The lottery was first introduced in New York in 1967. Its first year’s revenues reached $53.6 million and attracted residents from neighboring states. Twelve other states followed suit in the 1970s, and by the end of the decade, the lottery was firmly entrenched in the Northeast. It allowed states to raise money for public projects without increasing taxes, and it was also able to attract a Catholic population, which was generally tolerant of gambling activities.
The financial lottery is an investment method that allows lottery players to receive a certain amount of money as a prize after winning a lotto game. The financial lottery supports a customer’s direct investment financial product transaction account, and a financial lottery ticket embodies additional profits. The financial lottery number is generated from the relevant date and time of a financial product transaction. The lottery number is displayed on the screen of a user trading system based on certain criteria.

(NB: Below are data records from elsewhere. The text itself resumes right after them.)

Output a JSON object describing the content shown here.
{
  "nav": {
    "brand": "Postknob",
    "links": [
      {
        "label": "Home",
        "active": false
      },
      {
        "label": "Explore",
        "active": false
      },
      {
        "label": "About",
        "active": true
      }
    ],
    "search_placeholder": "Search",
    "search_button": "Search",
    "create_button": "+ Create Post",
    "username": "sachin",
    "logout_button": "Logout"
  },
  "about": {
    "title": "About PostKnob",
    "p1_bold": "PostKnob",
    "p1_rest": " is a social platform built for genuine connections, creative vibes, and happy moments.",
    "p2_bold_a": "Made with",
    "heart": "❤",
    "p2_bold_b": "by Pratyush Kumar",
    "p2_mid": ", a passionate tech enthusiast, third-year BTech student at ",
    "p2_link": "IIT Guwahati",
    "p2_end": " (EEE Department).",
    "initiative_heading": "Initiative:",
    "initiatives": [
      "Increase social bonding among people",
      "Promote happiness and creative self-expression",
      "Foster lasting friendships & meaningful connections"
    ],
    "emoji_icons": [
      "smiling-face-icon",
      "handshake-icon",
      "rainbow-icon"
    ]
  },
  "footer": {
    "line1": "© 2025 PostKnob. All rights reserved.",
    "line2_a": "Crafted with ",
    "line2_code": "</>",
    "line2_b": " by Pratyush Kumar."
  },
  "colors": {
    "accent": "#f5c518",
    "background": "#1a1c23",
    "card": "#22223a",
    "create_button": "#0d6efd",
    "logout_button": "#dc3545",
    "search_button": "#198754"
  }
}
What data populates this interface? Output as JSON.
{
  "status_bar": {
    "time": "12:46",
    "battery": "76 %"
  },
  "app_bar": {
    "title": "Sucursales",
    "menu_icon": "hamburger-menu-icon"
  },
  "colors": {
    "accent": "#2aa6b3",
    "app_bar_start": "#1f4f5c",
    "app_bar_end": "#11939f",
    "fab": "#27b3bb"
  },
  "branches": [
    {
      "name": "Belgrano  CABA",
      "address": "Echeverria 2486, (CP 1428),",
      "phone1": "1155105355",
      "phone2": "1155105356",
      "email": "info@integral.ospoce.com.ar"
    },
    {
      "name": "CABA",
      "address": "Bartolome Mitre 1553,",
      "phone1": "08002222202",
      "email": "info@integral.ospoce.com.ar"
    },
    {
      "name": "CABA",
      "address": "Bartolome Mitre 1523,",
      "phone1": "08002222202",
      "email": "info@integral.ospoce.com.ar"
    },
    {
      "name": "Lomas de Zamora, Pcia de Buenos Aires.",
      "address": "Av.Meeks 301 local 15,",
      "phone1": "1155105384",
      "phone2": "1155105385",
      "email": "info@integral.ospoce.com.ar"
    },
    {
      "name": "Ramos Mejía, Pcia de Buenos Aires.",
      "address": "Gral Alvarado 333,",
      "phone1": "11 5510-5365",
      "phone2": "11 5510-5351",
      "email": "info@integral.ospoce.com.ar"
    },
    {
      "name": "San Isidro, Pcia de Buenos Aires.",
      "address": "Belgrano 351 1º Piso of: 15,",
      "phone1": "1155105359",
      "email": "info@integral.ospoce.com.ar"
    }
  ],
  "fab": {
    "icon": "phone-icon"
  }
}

Scratch games in lottery are instant wins. These games come in many different styles and themes, with prizes that can reach millions of dollars. You can easily search for your favorite game by ticket name or price, and even mark tickets as favorites. Then, you can refine your search by choosing an ORDER or SHOW option. After finding the right game, you can buy it and get your hands on it. And, you can even keep track of its closing date and other details.
Early American lotteries
While the lottery was the domain of state legislatures, many of the earliest American lotteries were contracted out to private management companies. These financial arrangements between the different stakeholder groups were often fraught with controversy. The Commonwealth of Pennsylvania enacted a lottery in 1811 to raise $340,000 for construction of the Union Canal, but the results were disappointing. The lottery only raised $300,000, far less than the intended amount. Eventually, corruption and mismanagement plagued early American lotteries.
Problems with lotteries
There are some obvious moral problems with lotteries, including their reliance on addictive gambling. Despite the fact that 65% of Americans consider lotteries to be acceptable forms of entertainment, opponents base their objections on religious and moral grounds. These concerns are particularly acute with state-sponsored lotteries. This article discusses some of the most significant issues related to lotteries. To understand the problems with lotteries, it is helpful to understand how they work.
States with declining sales of lotteries
While some people may argue that the government should regulate the lottery, others argue that the government cannot trust states to run the game efficiently. In fact, states aren’t allowed to control tax policy that affects a small percentage of their population. Lottery sales are not a good indicator of the fiscal health of the state, but one factor that may explain declining lottery sales is the fact that the odds of winning the lottery are one in four. There are no winners, and the fact that no lottery winners is proof that the prizes aren’t awarded randomly is problematic.
Problems with lotteries in Illinois
A glitch in the Illinois lottery system caused retailers to overpay for winning tickets. Officials fixed the problem the same day the issue occurred. However, this hasn’t stopped retailers from complaining. Here are some other issues related to lotteries in Illinois. Here are a few of the most common. Problems with Illinois lotteries are often due to faulty information. It’s crucial that retailers understand all the details about Illinois lotteries.